Morgan Stanley and Credit Suisse’s M&A bankers out-performed the market in 2016, but – Credit Suisse’s Asian investment bankers aside – they don’t seem to be getting much thanks for it.
As the chart below shows, revenues in Morgan Stanley and Credit Suisse’s M&A businesses globally rose by 13% last year. Everywhere else, they fell.
Even so, Morgan Stanley’s M&A bonus pool has been heavily depleted. Headhunters in London confirm earlier reports that the bank’s M&A bonus pool is down by 15% on last year. Morgan Stanley’s equities traders are held responsible: revenues in the equities business fell 3% and M&A bonuses have allegedly been diverted in the cause of cross-subsidization.
Morgan Stanley trimmed equities salespeople and traders and senior investment bankers in January.
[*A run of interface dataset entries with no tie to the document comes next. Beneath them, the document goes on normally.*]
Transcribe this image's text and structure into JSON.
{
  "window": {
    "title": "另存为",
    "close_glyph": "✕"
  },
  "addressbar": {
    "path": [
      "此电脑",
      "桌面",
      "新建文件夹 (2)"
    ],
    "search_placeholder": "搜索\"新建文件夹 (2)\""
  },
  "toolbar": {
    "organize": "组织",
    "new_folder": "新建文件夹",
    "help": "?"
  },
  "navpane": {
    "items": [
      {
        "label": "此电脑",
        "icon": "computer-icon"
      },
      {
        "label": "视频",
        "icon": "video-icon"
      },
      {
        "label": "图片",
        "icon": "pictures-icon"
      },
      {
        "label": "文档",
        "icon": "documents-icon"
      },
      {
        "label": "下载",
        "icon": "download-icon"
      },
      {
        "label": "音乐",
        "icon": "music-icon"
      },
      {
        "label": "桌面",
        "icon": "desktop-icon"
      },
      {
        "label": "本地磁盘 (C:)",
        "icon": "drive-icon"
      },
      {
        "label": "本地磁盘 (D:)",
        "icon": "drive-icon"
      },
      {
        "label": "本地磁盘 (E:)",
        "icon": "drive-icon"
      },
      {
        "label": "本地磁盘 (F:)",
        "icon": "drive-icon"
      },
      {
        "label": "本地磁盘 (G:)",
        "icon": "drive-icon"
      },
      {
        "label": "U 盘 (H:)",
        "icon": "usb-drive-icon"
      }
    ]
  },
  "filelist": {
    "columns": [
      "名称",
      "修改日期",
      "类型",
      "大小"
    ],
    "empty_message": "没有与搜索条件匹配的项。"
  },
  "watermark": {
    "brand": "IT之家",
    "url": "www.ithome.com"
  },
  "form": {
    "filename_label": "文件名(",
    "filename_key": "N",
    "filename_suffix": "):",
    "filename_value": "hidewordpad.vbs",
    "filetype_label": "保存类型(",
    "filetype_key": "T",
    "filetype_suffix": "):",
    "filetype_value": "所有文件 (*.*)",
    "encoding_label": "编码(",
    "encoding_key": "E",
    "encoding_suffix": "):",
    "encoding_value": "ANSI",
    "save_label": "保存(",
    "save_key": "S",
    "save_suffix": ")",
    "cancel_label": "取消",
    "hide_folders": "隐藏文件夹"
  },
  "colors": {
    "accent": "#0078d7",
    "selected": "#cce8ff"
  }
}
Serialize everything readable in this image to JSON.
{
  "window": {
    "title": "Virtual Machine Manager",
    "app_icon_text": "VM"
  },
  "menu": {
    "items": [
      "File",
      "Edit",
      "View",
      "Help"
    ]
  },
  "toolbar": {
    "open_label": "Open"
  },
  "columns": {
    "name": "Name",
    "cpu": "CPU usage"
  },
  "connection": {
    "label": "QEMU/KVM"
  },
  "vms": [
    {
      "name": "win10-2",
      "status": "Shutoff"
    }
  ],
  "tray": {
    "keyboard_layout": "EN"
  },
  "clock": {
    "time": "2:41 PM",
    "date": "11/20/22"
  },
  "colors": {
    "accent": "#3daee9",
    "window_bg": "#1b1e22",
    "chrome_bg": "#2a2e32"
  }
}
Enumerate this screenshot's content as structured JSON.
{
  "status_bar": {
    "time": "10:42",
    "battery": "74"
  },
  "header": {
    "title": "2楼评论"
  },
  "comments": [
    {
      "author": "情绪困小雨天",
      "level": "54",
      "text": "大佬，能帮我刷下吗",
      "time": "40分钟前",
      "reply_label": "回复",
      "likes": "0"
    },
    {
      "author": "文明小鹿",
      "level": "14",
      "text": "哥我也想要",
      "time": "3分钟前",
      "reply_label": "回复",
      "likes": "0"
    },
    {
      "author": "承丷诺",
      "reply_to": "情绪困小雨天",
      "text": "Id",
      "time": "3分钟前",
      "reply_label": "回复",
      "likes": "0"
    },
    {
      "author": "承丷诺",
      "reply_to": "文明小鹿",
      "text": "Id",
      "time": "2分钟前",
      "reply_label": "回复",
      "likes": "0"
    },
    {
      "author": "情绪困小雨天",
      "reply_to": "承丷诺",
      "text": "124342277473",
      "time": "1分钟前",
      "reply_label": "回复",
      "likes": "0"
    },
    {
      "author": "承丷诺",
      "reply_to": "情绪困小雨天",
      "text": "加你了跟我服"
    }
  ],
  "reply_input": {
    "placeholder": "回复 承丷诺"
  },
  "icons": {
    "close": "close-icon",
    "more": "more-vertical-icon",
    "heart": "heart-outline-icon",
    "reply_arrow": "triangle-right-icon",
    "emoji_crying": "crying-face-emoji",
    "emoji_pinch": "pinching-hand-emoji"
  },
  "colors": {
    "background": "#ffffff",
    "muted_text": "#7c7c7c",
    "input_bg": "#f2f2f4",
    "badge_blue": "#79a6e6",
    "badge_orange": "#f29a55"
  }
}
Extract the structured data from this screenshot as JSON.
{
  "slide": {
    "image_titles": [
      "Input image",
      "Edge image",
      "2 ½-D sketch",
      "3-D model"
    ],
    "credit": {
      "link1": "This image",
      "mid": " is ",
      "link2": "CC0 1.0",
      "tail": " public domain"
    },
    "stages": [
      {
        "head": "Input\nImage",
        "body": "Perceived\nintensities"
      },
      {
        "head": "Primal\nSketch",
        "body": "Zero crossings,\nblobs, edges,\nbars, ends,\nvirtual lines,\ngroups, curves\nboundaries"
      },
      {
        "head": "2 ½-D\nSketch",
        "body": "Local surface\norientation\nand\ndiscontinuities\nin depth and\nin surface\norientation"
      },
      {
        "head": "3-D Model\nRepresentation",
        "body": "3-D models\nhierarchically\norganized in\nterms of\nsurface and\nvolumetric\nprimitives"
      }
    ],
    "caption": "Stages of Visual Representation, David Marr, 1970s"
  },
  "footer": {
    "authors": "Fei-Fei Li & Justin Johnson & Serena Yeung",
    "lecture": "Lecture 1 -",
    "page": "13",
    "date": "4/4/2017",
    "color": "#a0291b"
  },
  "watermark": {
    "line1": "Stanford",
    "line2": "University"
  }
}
London headhunters say that Morgan Stanley’s remaining M&A bankers are “grunting” about their misfortune rather than rushing for roles elsewhere. “This wasn’t particularly disastrous when you compare it to European houses like Deutsche,” says one M&A headhunter. “Banks are just taking the view that they don’t particularly need to pay people any more and people are having to accept that.”
Credit Suisse, meanwhile, is paying its Asian investment bankers 15% to 20% more in bonuses than before, but headhunters say London M&A teams at the Swiss bank are being trimmed. Analysts and associates at the Swiss bank are reportedly being cut this week, before bonuses are announced at the end of this month. UBS has also been trimming its London investment banking team: William Barter, co-head of the UK investment bank, is understood to have left.
U.S. M&A teams appear better placed in this year’s bonus round. Jeanne Branthover, managing partner in DHR International’s global financial services business, says M&A bonuses on Wall Street have held up better than in London: “When we talk to our clients, their focus is on building in the U.S. or in Asia this year,” she says.